The proposed bill will also allow couples to apply for marriage or civil union licenses anywhere in the state, rather than the city in which they live, a move that possibly sets the stage for Atlantic City to become the Las Vegas of the East Coast for spur of the moment weddings. But if a couple marries on the fly after a night of high rolling and then wakes up in a state of not-so-wedded bliss? The bill gives them an easy out: proposed legislation allows for a marriage annulment without cause within 30 days if either a husband or wife requests it, according to NJ.com report.
Our own Bari Weinberger suggested, “From an economic perspective, there seems to be little doubt that it will be beneficial to local businesses. My concern is that if the bill requires a special annulment clause different from the current annulment provisions, it may be flawed from a cultural perspective.”
In the United States, 27 states have no waiting period for issuing marriage or civil union licenses. If passed, New Jersey would join Connecticut and Rhode Island as the only states in the Northeast without a marriage waiting period. Two of New Jersey’s neighboring states, New York and Delaware, both have 24-hour waiting periods.
Assembly Democrats News Release – 11/29/2011:
Family Law Practice Areas
135 US 202/206,
Bedminster, NJ 07921
20 Commerce Drive,

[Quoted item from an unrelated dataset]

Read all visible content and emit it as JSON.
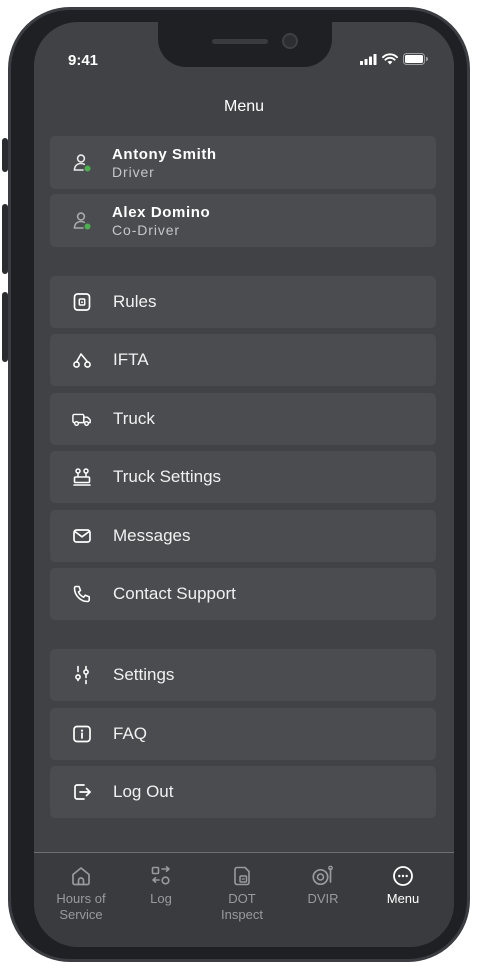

Cranford, NJ 07016
83 South Street,
Freehold, NJ 07728
Court Plaza South-West Wing, 21 Main Street,
Hackensack, NJ 07601